[Representational image]Creative Commons

The Election Commission of India (EC) has announced the full schedule of the Assembly polls to be held in Goa, Uttarakhand, Manipur, Punjab and Uttar Pradesh, thereby resulting in the implementation of the Model Code of Conduct — also known as the poll code — in these states.

It is now upon the state election commissions to ensure that political parties do not take undue advantage of being in power in these states. The poll code will also ensure that the opposition political parties do not use any unfair means to campaign for votes for their candidates.

Here are 8 things that the political parties are banned from doing, thanks to the Model Code of Conduct that came into effect with Chief Election Commissioner Nasim Zaidi announcing the poll schedule on Wednesday, January 4:

1. Defacing government property. According to an official statement from the poll panel: "All wall writing, posters, papers or defacement in any other form, cut-out, hoardings, banners, flags etc., on government property shall be removed within 24 hours from the announcement of elections."

2. Defacing public property. Even this is a strict no-no for political parties. The EC says: "All unauthorised political advertisement, in the form of wall writing, posters, papers or defacement in any other form, cut-out or hoardings, banners, flags etc., at public property and in public space like railway stations, bus stands, airports, railway bridges, roadways, government buses, electric or telephone poles, municipal or local bodies' buildings etc, shall be removed within 48 hours from the announcement of elections by the commission."

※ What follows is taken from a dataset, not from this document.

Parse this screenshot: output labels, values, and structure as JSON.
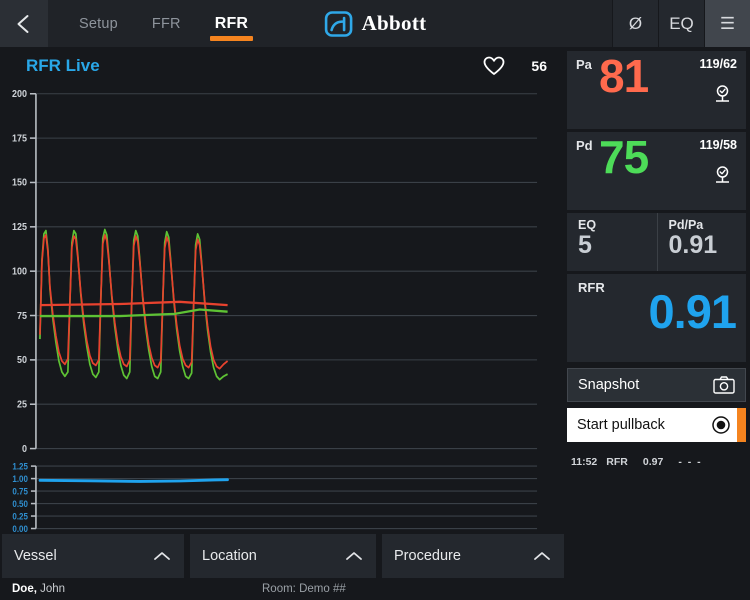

3. Defacing private property. Of course, private property is off-limits as well. The poll panel says: "All unauthorised political advertisement displayed at private property and subject to local law and court's directions, if any, shall be removed within 72 hours from the announcement of elections by the commission."

4. Misusing official vehicles. This is something political parties in power can do, so the EC has called for a "total ban on use of official vehicle by any political party, candidate or any other person connected with election (except officials performing any election related official duty) for campaigning, electioneering or election related travel during elections (subject to certain exception mentioned therein)."

5. Using government funds for political advertising. This, again, is something a party in power would do. So, the rules say: "Cost of public exchequer in the newspapers and other media and the misuse of official mass media during the election period for partisan coverage of political news and publicity regarding achievements with a view to furthering the prospects of the party in power shall be scrupulously avoided."

6. Putting photos of political functionary on official websites. The EC says: "All references of ministers, politicians or political parties available on central or state government's official websites shall be removed."

7. Spending indiscriminately. The poll panel has strict rules on how much a political part or a candidate can spend for his or her poll campaign. It says: "Flying squad, FSI video teams, intensive checking for liquor, cash or contraband drugs, flying squads of the Excise Department to check illicit trafficking of drugs or to be immediately activated after the announcement."

8. Start construction activity. There are a few things better than a new construction to convince the public that the incumbent government is a competent one, and was doing its work before the polls were announced. Hence, this restriction.